By Kyla K. Carlson

Office managers no longer need to pinch pennies to get a capable laser printer. With the Brother HL-1850, you get an affordable workgroup printer with enough speed, features, and expandability options to meet the needs of any bustling small office. But considering the printer’s price and target audience, we would have liked to see it offer a larger standard paper capacity straight out of the box. Click here to check the latest prices on the Brother HL-1850.

Ready to roll
An illustrated Quick Setup guide made for easy installation of the $550 HL-1850. The printer works with Microsoft Windows 95, 98, Me, NT 4.0, 2000, and XP, as well as Mac OS 8.5.1 or higher. It can connect via parallel or USB ports, though it ships sans cables. The printer’s front panel includes a three-color LCD readout and four buttons that let you change paper, interface, setup, or quality settings. Other buttons let you make reprints, cancel jobs, or pause printing. An electronic user guide explains the printer’s many features and includes troubleshooting and maintenance tips. If you want to network your printer, the $699 HL-1870N has all the features of the HL-1850 but also boasts built-in Ethernet and an extra 16 MB of memory for a total of 32 MB. Additionally, both models can support up to 144 MB of RAM.

Figure A
The Brother HL-1850 offers fast print speeds, outstanding text quality, and an integrated duplexer. CNET editors rated it 8 out of 10.

Take the bad with the good
The HL-1850’s paper handling has its pluses and minuses. One major disappointment was the printer’s minimal paper capacity. The printer holds just 350 sheets: one 250-sheet tray and a 100-sheet multipurpose tray. For $200, you can buy another 250-sheet tray, upping your capacity to 600 sheets. However, this still falls short of the 1,200-sheet capacity (with the optional $189 550-sheet tray) offered by the $649 Xerox Phaser 3400.

The HL-1850’s coolest paper-handling feature is its integrated duplexer, which is super fast and requires no user intervention. The software driver lets you choose between flipping the paper on the left, right, top, or bottom edge. The four well-organized tabs let you adjust the usual settings such as paper type, paper size, and print quality. Each tab includes a Default button to reset any of your changes, but the driver lacks a button to restore global defaults.

Speed sells
With a rated engine speed of 19 ppm (pages per minute), we expected peppy performance from the HL-1850, and we weren’t disappointed. The printer cranked out 13.3 ppm of text in CNET Labs’ tests, which was just a tad slower than the 13.5 ppm turned in by the Phaser 3400. The Brother’s combined text and graphics speeds, at 11.2 ppm, pulled way ahead of the Xerox’s 7.8 ppm.

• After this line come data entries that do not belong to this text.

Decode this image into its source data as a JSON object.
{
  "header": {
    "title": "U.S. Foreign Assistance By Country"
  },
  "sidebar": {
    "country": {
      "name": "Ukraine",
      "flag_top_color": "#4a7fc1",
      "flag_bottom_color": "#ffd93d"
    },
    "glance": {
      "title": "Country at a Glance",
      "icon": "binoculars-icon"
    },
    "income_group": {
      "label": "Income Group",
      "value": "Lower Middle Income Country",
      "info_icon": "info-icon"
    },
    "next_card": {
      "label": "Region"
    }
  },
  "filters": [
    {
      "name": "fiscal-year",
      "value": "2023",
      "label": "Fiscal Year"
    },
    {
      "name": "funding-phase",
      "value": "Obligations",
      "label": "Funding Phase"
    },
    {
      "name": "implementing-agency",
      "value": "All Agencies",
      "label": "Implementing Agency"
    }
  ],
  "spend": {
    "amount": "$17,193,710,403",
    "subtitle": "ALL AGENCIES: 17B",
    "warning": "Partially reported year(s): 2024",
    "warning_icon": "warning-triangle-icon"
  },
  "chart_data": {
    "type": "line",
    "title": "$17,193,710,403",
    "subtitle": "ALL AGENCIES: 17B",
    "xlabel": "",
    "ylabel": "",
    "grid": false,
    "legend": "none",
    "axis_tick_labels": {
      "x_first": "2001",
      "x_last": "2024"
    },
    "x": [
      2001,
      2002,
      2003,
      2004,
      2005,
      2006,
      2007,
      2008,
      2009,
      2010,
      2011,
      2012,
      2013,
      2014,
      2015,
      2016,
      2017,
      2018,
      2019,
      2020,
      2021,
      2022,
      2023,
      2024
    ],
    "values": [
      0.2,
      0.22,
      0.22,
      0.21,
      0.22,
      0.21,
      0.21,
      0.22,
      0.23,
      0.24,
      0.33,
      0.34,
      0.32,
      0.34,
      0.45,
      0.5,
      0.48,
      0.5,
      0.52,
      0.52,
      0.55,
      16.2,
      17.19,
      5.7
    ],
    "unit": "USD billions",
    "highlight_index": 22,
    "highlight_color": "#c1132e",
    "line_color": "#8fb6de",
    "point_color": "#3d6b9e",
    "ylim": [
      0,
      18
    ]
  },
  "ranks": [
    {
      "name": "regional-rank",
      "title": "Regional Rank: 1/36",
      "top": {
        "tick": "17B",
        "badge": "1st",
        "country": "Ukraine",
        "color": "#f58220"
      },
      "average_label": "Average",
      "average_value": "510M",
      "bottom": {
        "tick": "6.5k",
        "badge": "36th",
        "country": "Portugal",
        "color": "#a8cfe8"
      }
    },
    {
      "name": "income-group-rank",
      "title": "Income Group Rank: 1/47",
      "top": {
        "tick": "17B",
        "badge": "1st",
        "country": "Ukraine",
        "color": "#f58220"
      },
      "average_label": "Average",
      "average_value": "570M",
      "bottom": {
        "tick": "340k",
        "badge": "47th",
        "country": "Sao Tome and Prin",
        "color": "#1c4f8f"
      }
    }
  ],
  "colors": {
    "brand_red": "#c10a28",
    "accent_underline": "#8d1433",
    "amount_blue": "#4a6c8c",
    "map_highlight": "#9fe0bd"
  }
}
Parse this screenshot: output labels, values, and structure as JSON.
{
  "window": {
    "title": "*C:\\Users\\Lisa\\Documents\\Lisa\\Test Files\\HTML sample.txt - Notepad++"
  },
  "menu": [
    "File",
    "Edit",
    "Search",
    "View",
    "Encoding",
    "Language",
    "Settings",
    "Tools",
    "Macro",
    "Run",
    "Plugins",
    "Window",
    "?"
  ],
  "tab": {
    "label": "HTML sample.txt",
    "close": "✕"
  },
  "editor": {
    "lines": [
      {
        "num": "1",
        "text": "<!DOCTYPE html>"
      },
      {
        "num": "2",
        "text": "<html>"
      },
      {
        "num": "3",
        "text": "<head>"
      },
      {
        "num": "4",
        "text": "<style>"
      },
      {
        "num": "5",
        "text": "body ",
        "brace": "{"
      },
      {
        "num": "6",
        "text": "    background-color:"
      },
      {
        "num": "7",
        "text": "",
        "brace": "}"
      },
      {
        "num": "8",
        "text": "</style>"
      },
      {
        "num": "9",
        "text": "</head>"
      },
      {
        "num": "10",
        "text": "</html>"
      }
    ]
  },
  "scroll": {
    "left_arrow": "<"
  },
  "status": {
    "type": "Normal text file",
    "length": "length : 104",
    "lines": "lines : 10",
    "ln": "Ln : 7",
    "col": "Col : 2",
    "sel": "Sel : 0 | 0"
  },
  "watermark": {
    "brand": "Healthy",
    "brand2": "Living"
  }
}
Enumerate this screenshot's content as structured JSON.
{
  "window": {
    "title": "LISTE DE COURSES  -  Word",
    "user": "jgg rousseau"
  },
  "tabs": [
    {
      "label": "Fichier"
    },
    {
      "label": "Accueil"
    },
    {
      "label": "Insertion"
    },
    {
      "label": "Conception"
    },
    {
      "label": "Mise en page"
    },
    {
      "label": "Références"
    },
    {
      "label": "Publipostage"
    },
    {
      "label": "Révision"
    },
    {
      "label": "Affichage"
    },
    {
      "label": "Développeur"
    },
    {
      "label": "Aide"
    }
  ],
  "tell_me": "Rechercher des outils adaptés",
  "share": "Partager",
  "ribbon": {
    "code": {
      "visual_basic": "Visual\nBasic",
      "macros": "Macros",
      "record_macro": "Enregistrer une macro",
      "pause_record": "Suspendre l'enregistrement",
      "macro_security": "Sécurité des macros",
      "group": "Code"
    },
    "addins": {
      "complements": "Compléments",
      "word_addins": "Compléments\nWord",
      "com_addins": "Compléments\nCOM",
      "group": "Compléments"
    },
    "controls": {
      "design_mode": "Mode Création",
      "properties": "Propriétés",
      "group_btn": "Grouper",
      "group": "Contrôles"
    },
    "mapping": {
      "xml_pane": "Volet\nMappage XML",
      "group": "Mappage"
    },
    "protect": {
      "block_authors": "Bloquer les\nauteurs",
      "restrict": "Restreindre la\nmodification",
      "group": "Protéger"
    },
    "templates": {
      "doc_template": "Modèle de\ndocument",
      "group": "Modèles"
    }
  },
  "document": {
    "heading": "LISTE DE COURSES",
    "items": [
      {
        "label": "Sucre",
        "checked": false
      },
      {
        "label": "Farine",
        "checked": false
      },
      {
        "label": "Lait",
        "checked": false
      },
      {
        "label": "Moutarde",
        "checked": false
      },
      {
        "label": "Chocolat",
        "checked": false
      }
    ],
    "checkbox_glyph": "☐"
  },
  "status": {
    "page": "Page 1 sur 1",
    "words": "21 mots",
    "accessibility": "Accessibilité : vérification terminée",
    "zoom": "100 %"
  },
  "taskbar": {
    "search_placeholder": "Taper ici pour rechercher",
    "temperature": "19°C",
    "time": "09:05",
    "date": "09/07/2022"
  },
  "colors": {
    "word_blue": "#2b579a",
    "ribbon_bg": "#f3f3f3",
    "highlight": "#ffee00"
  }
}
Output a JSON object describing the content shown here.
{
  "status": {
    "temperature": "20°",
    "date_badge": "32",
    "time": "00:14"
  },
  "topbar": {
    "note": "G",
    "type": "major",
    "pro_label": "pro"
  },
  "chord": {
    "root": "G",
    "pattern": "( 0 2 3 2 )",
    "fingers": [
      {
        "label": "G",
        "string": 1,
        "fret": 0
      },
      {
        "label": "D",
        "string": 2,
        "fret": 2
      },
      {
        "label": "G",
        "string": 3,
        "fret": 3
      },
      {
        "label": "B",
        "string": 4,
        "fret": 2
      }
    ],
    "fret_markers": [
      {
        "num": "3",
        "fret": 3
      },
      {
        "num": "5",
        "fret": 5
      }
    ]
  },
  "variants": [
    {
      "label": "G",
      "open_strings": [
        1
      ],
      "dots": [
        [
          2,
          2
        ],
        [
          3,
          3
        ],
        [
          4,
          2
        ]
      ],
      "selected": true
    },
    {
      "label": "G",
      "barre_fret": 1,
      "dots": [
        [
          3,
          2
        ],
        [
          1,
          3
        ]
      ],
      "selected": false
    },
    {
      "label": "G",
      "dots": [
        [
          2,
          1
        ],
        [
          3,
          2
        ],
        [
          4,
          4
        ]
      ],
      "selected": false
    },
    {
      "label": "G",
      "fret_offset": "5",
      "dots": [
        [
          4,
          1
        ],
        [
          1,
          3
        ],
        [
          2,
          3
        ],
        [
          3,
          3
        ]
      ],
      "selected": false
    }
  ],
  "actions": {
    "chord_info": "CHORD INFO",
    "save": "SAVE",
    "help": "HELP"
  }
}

The HL-1850’s text output looked stunning. The letters were crisp, clear, and defined, with no loss of detail even at minuscule point sizes. Graphics output, however, wasn’t quite as strong. Solid black areas appeared a bit splotchy, and overly rough photographic images lacked detail. When we selected the 1,200 dpi class option, photos improved significantly, but solid blacks were still problematic.

Pricing it out
The HL-1850’s cost per page is in line with that of its competition. According to Brother, a 6,500-page toner cartridge will cost you $90, or less than 1.5 cents per page at 5 percent coverage.

Brother provides a one-year warranty on parts and labor and a year of the company’s express exchange policy. Live, toll-free technical support is available Monday through Friday from 9:00 A.M. to 7:30 P.M. ET. The Brother Solutions Center Web site provides updated printer drivers in addition to more support information.

With its ease of use and fast print speeds, the Brother HL-1850 should do just fine in most small offices. While we wish it offered a larger standard paper capacity, we liked the integrated duplexer for reducing consumption. Still, if you have a small budget and can sacrifice some expandability, consider the $299 Lexmark E320.

Performance charts
In speed tests, the Brother HL-1850 fell just short of the Xerox Phaser 3400 when printing text as shown in Table A. However, when it came to mixed text and graphics, the HL-1850 outpaced the Phaser 3400 by a significant margin, giving it overall faster print speeds (Table B).

Laser printer speed

Table A
Pages per minute; longer bars indicate better performance.

Laser printer quality

Table B

Complete specs
Click here to check the latest prices on the Brother HL-1850. Table C lists the complete specifications.

This review was originally published by CNET on April 9, 2002.